FIG. 18 shows the part that make up the heat shield item 57 of FIG. 17. Item 54 is the barrel of the heat shield and item 55 is the end cap of the heat shield. Item 54 is open at the bottom to allow the generator cartridge, item 56, of FIG. 17 to be place inside the assembled heat shield.

FIG. 19 shows the handle, item 74, the fasteners, items 53, and the initiation mechanism, item 52. The fasteners hold the handle in place.

FIG. 20 shows chemical oxygen generator can, item 42, the chemical oxygen generator core with the insulator in place, item 43, and the exit end core locator, item 44. The exit end core locator, item 44, is a press fit into the generator can, item 42, and spot welded into place. The core locator has a ring of holes near the outer edge which allows a gas flow. The core locator has a sharp edge at the largest diameter. The outer surface of the core locator is tapered, one half degree, with the largest diameter at the sharp edge end. The sharp edge of the core locator with hold the chemical oxygen generator core in place due to the shape edge of the core locator cutting into the generator can. The tube end cap and the generator cartridge tube are of similar materials to allow the assembly to be TIG welded together.

FIG. 21 shows the chemical generator core, item 42, and the insulator, item 41. The core is a press fit into the insulator.

FIG. 22 shows the generator cartridge tube, item 38, the initiator end core locator, item 39, and the initiator end cap assembly, item 40. The core locator is similar to the design of item 44 of FIG. 44, with the exception of only one hole in the center of the locator. Item 40 is a press fit into the generator cartridge tube, item 38, and spot welded into place. The tube end cap and the generator cartridge tube are of similar materials to allow the assembly to be TIG welded together.

FIG. 23 shows the parts that make up the initiator end cap assembly. Item 33 is the end cap. Item 32 is a fastener used in FIG. 19. Item 31 is the initiator tube. Item 30 is a magnum rifle primer.

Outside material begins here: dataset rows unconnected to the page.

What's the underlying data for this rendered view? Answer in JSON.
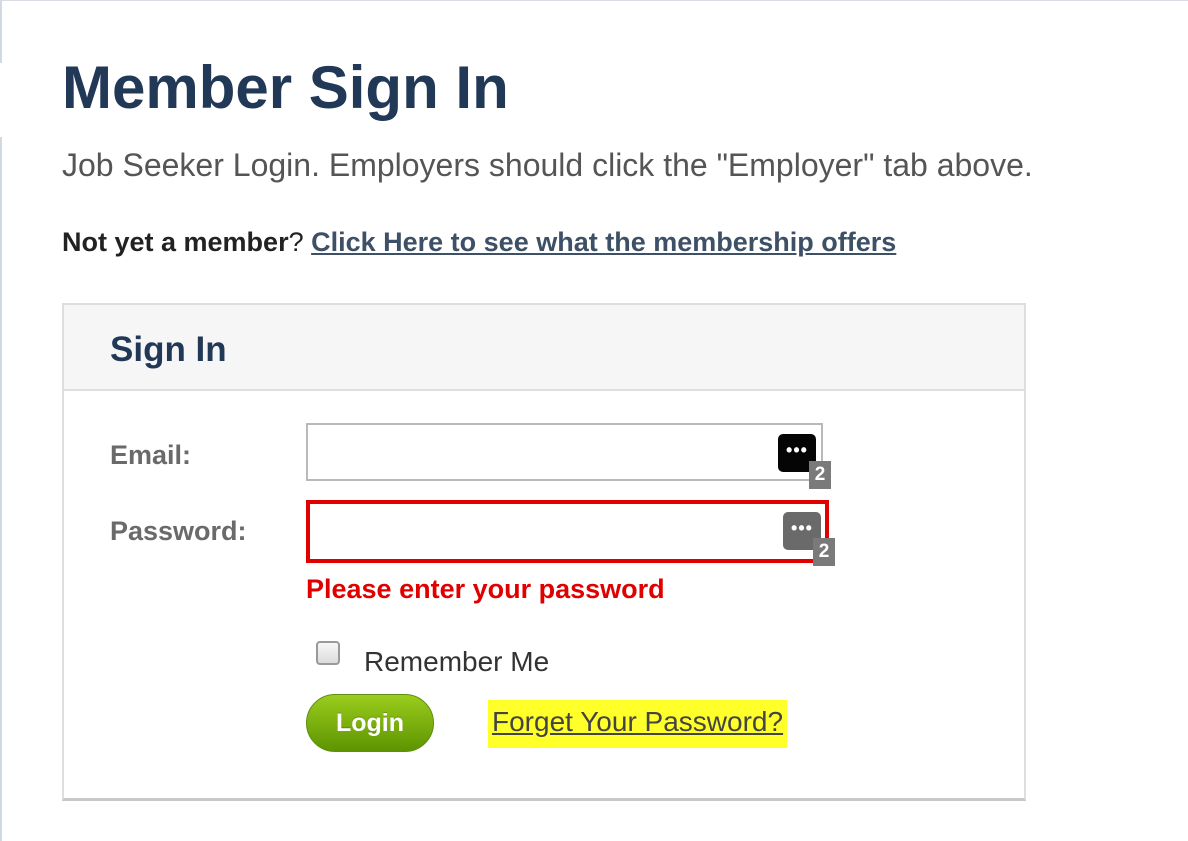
{
  "page": {
    "title": "Member Sign In",
    "subtitle": "Job Seeker Login. Employers should click the \"Employer\" tab above.",
    "not_member_bold": "Not yet a member",
    "not_member_rest": "? ",
    "membership_link": "Click Here to see what the membership offers"
  },
  "signin": {
    "panel_title": "Sign In",
    "email_label": "Email:",
    "password_label": "Password:",
    "email_value": "",
    "password_value": "",
    "password_manager_icon": "ellipsis-key-icon",
    "password_manager_count": "2",
    "error_message": "Please enter your password",
    "remember_label": "Remember Me",
    "login_label": "Login",
    "forgot_label": "Forget Your Password?"
  },
  "colors": {
    "heading": "#213856",
    "error": "#e00000",
    "login_button": "#7ab30f",
    "forgot_highlight": "#ffff29"
  }
}
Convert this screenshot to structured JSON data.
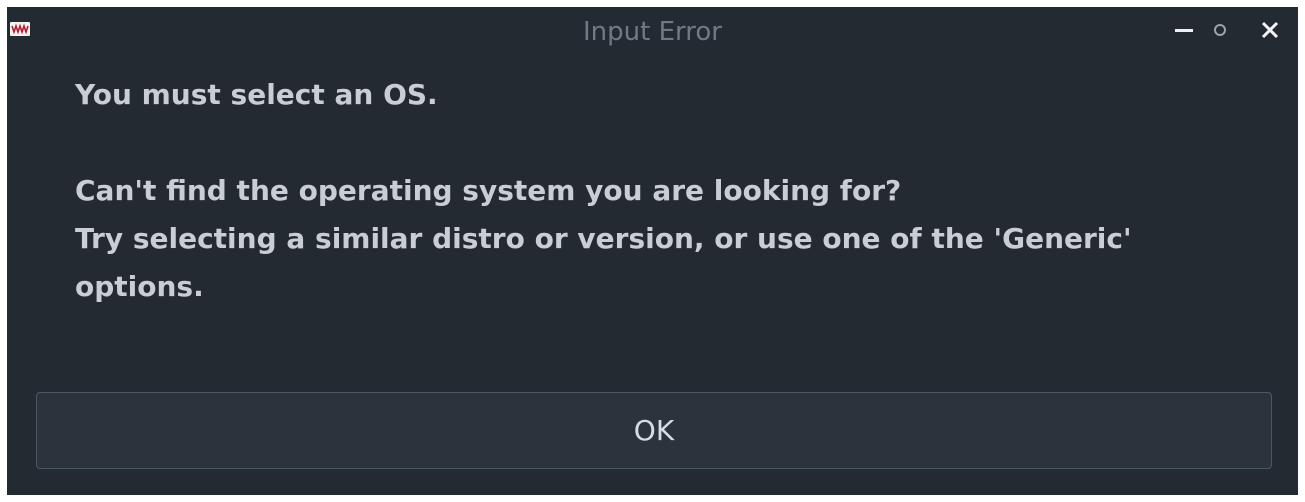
{
  "window": {
    "title": "Input Error",
    "icon": "app-logo-icon",
    "controls": {
      "minimize_icon": "minimize-icon",
      "maximize_icon": "maximize-icon",
      "close_icon": "close-icon"
    }
  },
  "message": {
    "headline": "You must select an OS.",
    "line1": "Can't find the operating system you are looking for?",
    "line2": "Try selecting a similar distro or version, or use one of the 'Generic'",
    "line3": "options."
  },
  "buttons": {
    "ok_label": "OK"
  },
  "colors": {
    "window_bg": "#232a31",
    "text": "#c8ced3",
    "title_text": "#6f7a83",
    "button_border": "#4d5962"
  }
}
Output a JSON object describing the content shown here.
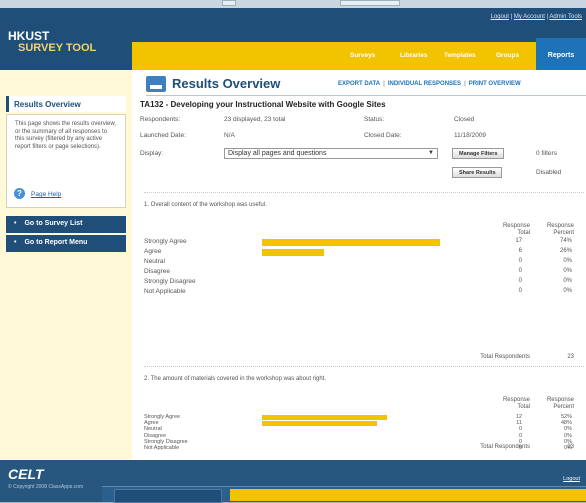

Item 30 is pressed into item 31 and staked in place with a circular pattern. Item 32 is silver soldered or brazed on the end cap, item 33.

FIG. 24 shows the exit end cap, item 21 and the particle filter holder, item 22. These parts are silver soldered or brazed together.

FIG. 25 shows the parts of the exit end cap particle filter assembly and the exit end cap. Item 29 is a rupture disk. Items 25 and 28 are screens used to sandwich the particle filter media, item 27. Item 24 is a ring designed to be a press fit in to the particle filter holder. Item 29 is silver soldered or brazed into the particle filter holder.

FIG. 26 shows the materials used to assemble the filter of the chemical generator cartridge. Item 50 is a ceramic fiber particle filter ring. Item 49 is a filter bed of hopcalite. Item 48 is a ceramic fiber media which may be impregnated with lithium hydroxide. Item 47 is a filter bed of potassium super oxide. Item 46 is a ceramic fiber pad used to compress the filter chemical filter system. Item 45 is the fully assembled exit end cap of FIG. 25. Item 51 is the cartridge tube sub assembly of FIG. 20.

FIG. 27 shows the parts of the initiation mechanism. Item 37 is the release pin. Item 36 is the initiator cap. Item 35 is the initiator spring. Item 36 is the initiator pin. Item 35 and 34 are placed in item 36 and the spring, item 35, is compressed allowing item 37 to be place in a hole through item 34.

FIG. 28 shows the initiator pellet, item 76 and the main body of the chlorate candle, item 75. The cavity of the main body, item 76, has taper of 1.5 degrees. The initiator pellet, item 76, has a taper of 1.5 degrees. The diameters of the tapers are such that the pellet when pressed into the main body of the chlorate candle the pellet will be recessed in candle.

FIG. 29 is a diagram of the invention showing the information of FIG. 8, FIG. 11, and the intensifier circuit; with three safety pressure relief valves added.

SEQUENCE LISTING

Not Applicable